The Parlement of Paris was directed to report to Saint Germain-en-Laye, where the king proposed to hold a lit de justice solely to proclaim the agreed-upon articles. The Parlement was then to return to Paris and carry on as usual, but it was agreed that no further sessions of the Chambre Saint-Louis would be held during the year. The Declarations of the Parlement of July and October 1648, which a historian might consider the opening paper volley of the Fronde, were confirmed, but all general edicts of the Parlement enacted since 6 January were declared null and void. The King, "desiring to give evidence of his affection to the inhabitants of his good City of Paris," declared that he was resolved to return to the capital.
The lettres de cachet issued in the King's name were likewise nullified. The war of words was thereby retracted on both sides. Troops raised by the Parlement were to be disbanded and the King's troops were to be returned to their customary garrisons. The Bastille and the Paris Arsenal, which had been seized by the forces of the Parlement, were to be returned to royal control. As for the envoy from the archduke Leopold, Philip IV’s representative in the Spanish Netherlands, who was offering Habsburg aid, poised to invade northern France as a result of negotiations on the part of the prince de Conti, he was to be sent away from Paris without a response from the Parlement.

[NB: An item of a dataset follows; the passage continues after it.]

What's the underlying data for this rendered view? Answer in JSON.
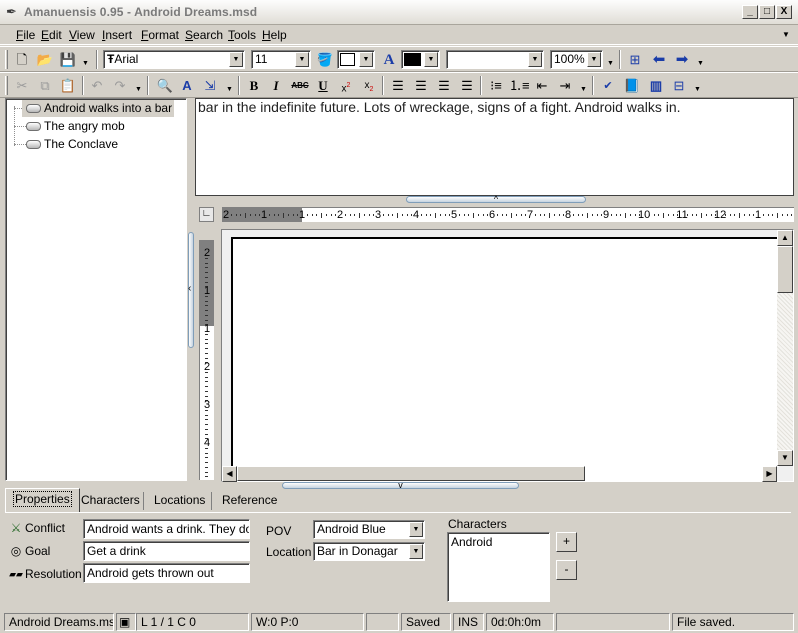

Conti, a prince of the blood who was at the head of the noble faction that still claimed to represent the Parlement de Paris, was pardoned, as well as all those others who had taken part. All were to be free of prosecution for their roles, if they would declare for the settlement within four days. A general pardon was issued for all cash taken or property sold during the insurrection.
Turning to the pressing royal need for money, which was at the root of the imposed taxes that had been resisted by the Parlement, it was agreed that the King might borrow sums deemed necessary at denier 12 (8.33%) interest for the current and following years only.
The Parlement of Paris quickly ratified the treaty. Peace lasted until the end of 1649. The princes returned to court, renewing their intrigues against Mazarin and gaining the support of the Grand Condé. Mazarin, having privately established the support of the party of Gaston, Duke of Orléans, the king's uncle, and with Jean François Paul de Gondi, cardinal de Retz and the duchesse de Chevreuse behind him, suddenly arrested Condé, his brother the prince de Conti and their brother-in-law the duc de Longueville, January 14, 1650, precipitating the next phase of the Fronde, the Fronde des nobles.
- ^ He was ten.
- ^ The Parlement of Paris had summoned a meeting of delegates from the Parisian sovereign courts to meet in the Chambre Saint-Louis, where they issued an arrêt d’union or decree of union, 13 May 1648, to stiffen a unified resistance to the enforced registration of fiscal measures and to the arbitrary suspension of the gages, the salaries of office-holders.
- ^ Exceptions were made for civil and criminal cases involving individuals, the day-to-day business of the parlement, as a court of appeal.
- ^ The royal party had fled the Palais du Louvre on 22 October.
- ^ " Princes, Dukes, Peers and other Officers of the Crown, Seigneurs and Gentlemen, Towns and Communities, and all other persons of whatever rank and condition."